Given the listing that follows, report all lines in which the string "this" occurs.

----------------

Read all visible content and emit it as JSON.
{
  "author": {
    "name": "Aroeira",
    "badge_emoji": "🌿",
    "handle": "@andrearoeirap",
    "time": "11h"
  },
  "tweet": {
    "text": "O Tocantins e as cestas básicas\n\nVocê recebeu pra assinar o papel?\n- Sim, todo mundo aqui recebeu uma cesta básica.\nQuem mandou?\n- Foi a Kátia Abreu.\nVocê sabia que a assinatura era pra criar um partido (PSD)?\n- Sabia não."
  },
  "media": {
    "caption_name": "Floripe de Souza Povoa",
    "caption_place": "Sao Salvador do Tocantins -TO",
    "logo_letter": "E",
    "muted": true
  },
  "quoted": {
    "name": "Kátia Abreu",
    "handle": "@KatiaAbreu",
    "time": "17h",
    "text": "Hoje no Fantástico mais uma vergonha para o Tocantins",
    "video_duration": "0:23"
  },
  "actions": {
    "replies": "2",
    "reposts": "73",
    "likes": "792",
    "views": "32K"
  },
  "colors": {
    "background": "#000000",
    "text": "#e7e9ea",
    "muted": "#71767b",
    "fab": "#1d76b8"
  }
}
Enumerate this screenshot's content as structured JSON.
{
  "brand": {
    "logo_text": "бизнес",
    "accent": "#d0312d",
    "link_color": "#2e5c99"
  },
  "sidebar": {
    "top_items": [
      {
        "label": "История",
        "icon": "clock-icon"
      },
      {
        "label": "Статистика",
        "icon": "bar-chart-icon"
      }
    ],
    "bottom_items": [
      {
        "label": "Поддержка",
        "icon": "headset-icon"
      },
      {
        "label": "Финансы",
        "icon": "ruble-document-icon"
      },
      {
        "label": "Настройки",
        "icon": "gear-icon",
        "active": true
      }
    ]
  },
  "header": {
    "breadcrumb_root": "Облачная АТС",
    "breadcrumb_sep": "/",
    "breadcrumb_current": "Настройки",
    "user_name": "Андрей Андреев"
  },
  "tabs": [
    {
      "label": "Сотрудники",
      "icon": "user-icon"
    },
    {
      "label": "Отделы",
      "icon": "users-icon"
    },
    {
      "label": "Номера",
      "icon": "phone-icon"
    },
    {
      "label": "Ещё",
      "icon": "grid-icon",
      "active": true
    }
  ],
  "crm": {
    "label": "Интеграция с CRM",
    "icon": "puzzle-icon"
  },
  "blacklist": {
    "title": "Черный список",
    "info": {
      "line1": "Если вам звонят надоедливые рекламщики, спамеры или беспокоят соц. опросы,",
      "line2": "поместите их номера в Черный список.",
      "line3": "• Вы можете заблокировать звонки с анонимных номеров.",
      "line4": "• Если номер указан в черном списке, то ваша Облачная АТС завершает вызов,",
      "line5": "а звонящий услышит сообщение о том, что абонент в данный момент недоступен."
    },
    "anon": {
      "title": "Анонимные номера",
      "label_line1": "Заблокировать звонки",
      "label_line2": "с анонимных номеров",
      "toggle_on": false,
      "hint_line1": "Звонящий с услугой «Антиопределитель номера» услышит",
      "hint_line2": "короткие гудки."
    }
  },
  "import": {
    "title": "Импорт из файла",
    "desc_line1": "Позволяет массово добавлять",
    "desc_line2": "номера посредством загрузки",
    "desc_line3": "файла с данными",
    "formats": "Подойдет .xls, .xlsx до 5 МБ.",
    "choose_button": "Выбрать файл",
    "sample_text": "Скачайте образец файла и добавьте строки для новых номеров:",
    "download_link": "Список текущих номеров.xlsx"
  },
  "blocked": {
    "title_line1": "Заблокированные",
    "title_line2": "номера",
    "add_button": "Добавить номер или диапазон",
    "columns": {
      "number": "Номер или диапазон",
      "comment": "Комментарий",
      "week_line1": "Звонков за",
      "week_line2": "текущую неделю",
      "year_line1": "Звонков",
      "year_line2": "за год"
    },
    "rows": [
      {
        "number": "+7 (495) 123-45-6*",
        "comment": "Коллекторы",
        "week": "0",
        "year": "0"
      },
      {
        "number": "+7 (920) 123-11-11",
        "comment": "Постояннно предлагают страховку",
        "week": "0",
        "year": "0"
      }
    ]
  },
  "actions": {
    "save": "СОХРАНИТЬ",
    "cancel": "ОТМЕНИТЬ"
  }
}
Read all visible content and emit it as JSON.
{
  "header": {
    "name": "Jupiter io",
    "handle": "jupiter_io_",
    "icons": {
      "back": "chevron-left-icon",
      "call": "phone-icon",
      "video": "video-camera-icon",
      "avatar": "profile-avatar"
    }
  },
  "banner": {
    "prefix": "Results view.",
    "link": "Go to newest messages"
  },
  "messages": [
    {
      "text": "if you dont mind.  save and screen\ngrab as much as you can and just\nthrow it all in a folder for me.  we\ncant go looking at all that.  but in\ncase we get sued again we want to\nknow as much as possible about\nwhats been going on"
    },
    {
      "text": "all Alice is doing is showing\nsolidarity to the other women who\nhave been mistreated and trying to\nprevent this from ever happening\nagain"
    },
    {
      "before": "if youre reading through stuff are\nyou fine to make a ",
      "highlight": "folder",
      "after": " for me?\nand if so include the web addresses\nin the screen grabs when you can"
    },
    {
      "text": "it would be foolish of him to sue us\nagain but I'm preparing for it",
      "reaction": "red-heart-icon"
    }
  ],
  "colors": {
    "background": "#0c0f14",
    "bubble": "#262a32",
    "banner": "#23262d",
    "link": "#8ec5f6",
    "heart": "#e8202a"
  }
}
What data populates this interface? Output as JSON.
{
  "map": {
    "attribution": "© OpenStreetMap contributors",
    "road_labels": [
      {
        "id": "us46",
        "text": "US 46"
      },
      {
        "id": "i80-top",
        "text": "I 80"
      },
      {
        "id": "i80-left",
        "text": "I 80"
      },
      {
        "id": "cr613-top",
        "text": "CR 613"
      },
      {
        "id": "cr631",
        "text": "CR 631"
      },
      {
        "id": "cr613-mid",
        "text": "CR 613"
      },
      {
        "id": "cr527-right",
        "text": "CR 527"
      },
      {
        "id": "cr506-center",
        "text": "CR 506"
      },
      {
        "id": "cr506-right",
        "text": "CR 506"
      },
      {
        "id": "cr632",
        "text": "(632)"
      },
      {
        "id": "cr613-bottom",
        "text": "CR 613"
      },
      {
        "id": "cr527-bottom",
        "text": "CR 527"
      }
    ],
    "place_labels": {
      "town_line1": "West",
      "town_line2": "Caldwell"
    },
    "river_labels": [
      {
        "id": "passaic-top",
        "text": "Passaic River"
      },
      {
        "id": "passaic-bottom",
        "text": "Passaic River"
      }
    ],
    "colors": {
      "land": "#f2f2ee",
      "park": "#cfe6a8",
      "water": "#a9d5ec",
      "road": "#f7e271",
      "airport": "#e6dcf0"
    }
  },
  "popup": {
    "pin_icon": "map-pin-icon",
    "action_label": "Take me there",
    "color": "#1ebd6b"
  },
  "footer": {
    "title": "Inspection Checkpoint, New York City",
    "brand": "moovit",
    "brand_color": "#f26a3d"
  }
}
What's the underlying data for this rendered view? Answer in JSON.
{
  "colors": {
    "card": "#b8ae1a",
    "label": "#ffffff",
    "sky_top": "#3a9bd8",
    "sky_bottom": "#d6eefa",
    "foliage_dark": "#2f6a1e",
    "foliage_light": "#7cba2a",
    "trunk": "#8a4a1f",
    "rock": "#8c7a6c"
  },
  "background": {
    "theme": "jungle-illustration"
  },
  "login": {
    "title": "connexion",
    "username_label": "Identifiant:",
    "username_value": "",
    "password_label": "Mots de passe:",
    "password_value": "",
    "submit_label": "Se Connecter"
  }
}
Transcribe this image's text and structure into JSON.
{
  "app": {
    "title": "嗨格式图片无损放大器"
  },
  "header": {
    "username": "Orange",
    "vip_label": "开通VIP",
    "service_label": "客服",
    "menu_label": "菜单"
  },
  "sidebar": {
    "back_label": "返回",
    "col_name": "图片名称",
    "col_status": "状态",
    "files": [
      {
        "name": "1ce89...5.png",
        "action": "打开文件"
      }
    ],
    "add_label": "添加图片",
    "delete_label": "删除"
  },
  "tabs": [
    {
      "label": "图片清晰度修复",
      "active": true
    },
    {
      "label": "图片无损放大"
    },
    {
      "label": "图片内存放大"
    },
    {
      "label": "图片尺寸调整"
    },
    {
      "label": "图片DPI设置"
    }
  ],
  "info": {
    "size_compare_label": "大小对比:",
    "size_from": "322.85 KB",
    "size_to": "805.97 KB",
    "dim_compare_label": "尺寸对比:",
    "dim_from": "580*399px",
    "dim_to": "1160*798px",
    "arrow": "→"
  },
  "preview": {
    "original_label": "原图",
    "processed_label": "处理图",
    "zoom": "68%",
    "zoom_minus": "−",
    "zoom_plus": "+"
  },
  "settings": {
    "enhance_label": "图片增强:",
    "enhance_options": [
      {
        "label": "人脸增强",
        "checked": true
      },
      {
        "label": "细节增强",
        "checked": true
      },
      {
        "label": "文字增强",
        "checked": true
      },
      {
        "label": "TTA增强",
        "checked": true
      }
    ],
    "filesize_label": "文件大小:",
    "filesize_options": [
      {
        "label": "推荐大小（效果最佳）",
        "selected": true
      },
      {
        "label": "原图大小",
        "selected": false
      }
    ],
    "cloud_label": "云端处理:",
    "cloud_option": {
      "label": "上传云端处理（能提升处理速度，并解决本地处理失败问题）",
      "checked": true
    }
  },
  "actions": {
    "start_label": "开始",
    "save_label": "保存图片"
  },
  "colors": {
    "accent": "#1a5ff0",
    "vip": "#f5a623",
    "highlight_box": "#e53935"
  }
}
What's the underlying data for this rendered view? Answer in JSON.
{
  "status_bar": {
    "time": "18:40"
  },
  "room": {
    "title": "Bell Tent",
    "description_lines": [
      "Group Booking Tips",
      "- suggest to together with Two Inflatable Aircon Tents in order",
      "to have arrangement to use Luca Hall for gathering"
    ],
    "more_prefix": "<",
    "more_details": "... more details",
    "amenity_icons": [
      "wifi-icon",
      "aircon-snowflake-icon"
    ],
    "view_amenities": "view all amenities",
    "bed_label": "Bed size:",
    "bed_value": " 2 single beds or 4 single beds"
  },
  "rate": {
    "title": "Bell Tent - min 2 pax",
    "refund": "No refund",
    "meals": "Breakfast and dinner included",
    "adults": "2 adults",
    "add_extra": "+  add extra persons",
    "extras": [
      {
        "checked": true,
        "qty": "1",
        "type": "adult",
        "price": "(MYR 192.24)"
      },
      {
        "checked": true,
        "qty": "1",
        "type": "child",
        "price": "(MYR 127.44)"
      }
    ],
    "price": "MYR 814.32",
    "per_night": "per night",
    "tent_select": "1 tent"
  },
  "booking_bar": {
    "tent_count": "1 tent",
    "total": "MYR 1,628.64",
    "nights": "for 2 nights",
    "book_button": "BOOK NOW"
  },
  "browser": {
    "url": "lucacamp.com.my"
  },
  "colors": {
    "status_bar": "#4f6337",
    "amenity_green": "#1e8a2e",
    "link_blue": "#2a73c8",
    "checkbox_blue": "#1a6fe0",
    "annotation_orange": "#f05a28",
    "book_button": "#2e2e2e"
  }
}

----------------

Result:
Enumerate this screenshot's content as structured JSON.
      "text": "all Alice is doing is showing\nsolidarity to the other women who\nhave been mistreated and trying to\nprevent this from ever happening\nagain"
What data populates this interface? Output as JSON.
What's the underlying data for this rendered view? Answer in JSON.
Transcribe this image's text and structure into JSON.
What's the underlying data for this rendered view? Answer in JSON.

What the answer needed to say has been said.